As she profanely recounts her misery over being adopted, her useless parents and therapist, and American teenage life in general, Bethany undergoes a transformation, shedding her black Metallica T-shirt, Goth makeup and nose ring and changing into the modest garments of a kosher maidel, a pure, sacred Jewish maiden....
05/08/13 Music & Concerts
Jim Morrison may be spinning in his Parisian grave at the thought of setting songs like Light My Fire and Roadhouse Blues to symphonic strings, but the idea of the Florida Orchestra playing music of the Doors is not so farfetched. Nor is it new. Back in 2000, the British superstar violinist Nigel Kennedy had a crossover hit with his recording of Riders on the Storm: The Doors Concerto, with songs such as Hello, I Love You, People Are Strange and The End arranged and orchestrated by rocker-turned-classical-composer Jaz Coleman....
05/08/13 Music & Concerts
A longstanding Tampa series of music from India may have its finale this weekend with a performance by vocalist Sikkil Gurucharan. Organizers of Swaralaya, which has presented three or four concerts of South Indian classical music a year since 2001, are uncertain if they can continue because of declining attendance and financial support.
"We are going to decide after this concert if we can keep giving concerts," said Raghupathy Sarma, who has been involved with the series since its beginning. "Our attendance has fallen to about 50 people per concert, and if we don't get more support, we will simply close."...
ST. PETERSBURG — Right from the beginning, John & Jen gets its principal point across, as 6-year-old Jen sings Welcome to the World to her newborn brother, John.
"The people you love the most are also the ones who make you cry," she croons, leaning into his crib. "I'm not sure why."
The bond between siblings is at the heart of John & Jen, now playing at Freefall Theatre, and through that prism, this intimate, two-actor musical by Andrew Lippa (music, book) and Tom Greenwald (lyrics, book) is an emotionally riveting portrait of American family life during a time of wrenching change....
I went back and read Disgraced, the play by Ayad Akhtar that won this year's Pulitzer Prize for drama, for the third or fourth time recently, and I was gratified to realize how engrossing and smart it still felt to me. The first few times I read Akhtar's play it was as a member of the five-person jury that considered all of the plays submitted from 2012 and selected three finalists to be sent to the Pulitzer board, which chose the winner that was announced in April....
05/02/13 Music & Concerts
Jeff Multer will be playing Sibelius in Havana this month.

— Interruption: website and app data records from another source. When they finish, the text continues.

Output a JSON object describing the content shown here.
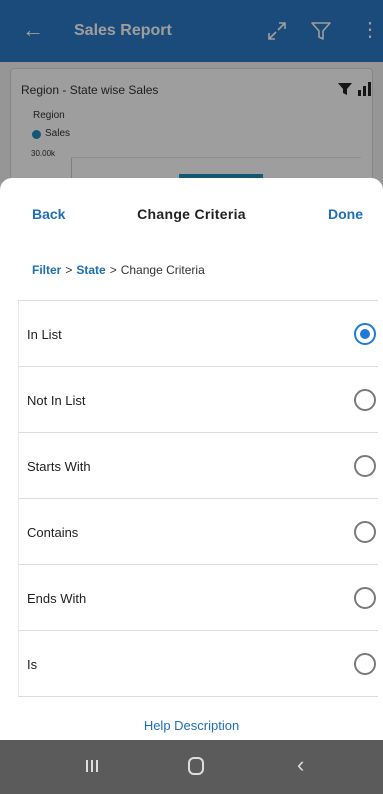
{
  "appbar": {
    "back_glyph": "←",
    "title": "Sales Report",
    "expand_icon": "expand-icon",
    "filter_icon": "filter-icon",
    "more_glyph": "⋮"
  },
  "card": {
    "title": "Region - State wise Sales",
    "region_label": "Region",
    "legend_series": "Sales",
    "axis_tick": "30.00k"
  },
  "sheet": {
    "back_label": "Back",
    "title": "Change Criteria",
    "done_label": "Done",
    "breadcrumb": {
      "filter": "Filter",
      "sep1": ">",
      "state": "State",
      "sep2": ">",
      "current": "Change Criteria"
    },
    "options": [
      {
        "label": "In List",
        "selected": true
      },
      {
        "label": "Not In List",
        "selected": false
      },
      {
        "label": "Starts With",
        "selected": false
      },
      {
        "label": "Contains",
        "selected": false
      },
      {
        "label": "Ends With",
        "selected": false
      },
      {
        "label": "Is",
        "selected": false
      }
    ],
    "help_label": "Help Description"
  },
  "colors": {
    "appbar": "#2a79c7",
    "accent": "#1d6fb6",
    "radio_selected": "#1f7ad6",
    "series": "#1f8db8",
    "navbar": "#5b5b5b"
  },
  "navbar": {
    "back_glyph": "‹"
  }
}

Multer, concertmaster of the Florida Orchestra, is going to Cuba on Tuesday as part of the orchestra's ongoing cultural exchange with musical institutions on the island. On May 12, he will be featured as the soloist in Sibelius' Violin Concerto in a concert by the National Symphony Orchestra of Cuba at the Teatro Nacional de Cuba....
TAMPA — There are real live actors in War Horse — quite a lot, in fact, to play the 32 people listed in the cast — and I must offer my apologies, because I don't think I could name one of them.
But I'll never forget the star, Joey, the incredible (slightly larger than) life-size horse puppet that makes the play such an unprecedented spectacle, one in which the people are distinctly second-billed to their ersatz equine colleagues. The opening show Tuesday drew a near-sellout crowd of 2,418 to Morsani Hall of the Straz Center for the Performing Arts....
Lena Horne was a movie star, one of the most glamorous women in the world and a stylish singer. She was also important as a civil rights pioneer.
In Panama Hattie, the 1942 movie of Cole Porter's Broadway score, Horne sang Just One of Those Things and was probably the first African-American to be depicted in a Hollywood movie as a real person and not just a servant or a spear-wielding native in the Tarzan movies. As jazz critic Will Friedwald writes, "Lena Horne was the Jackie Robinson of show business."...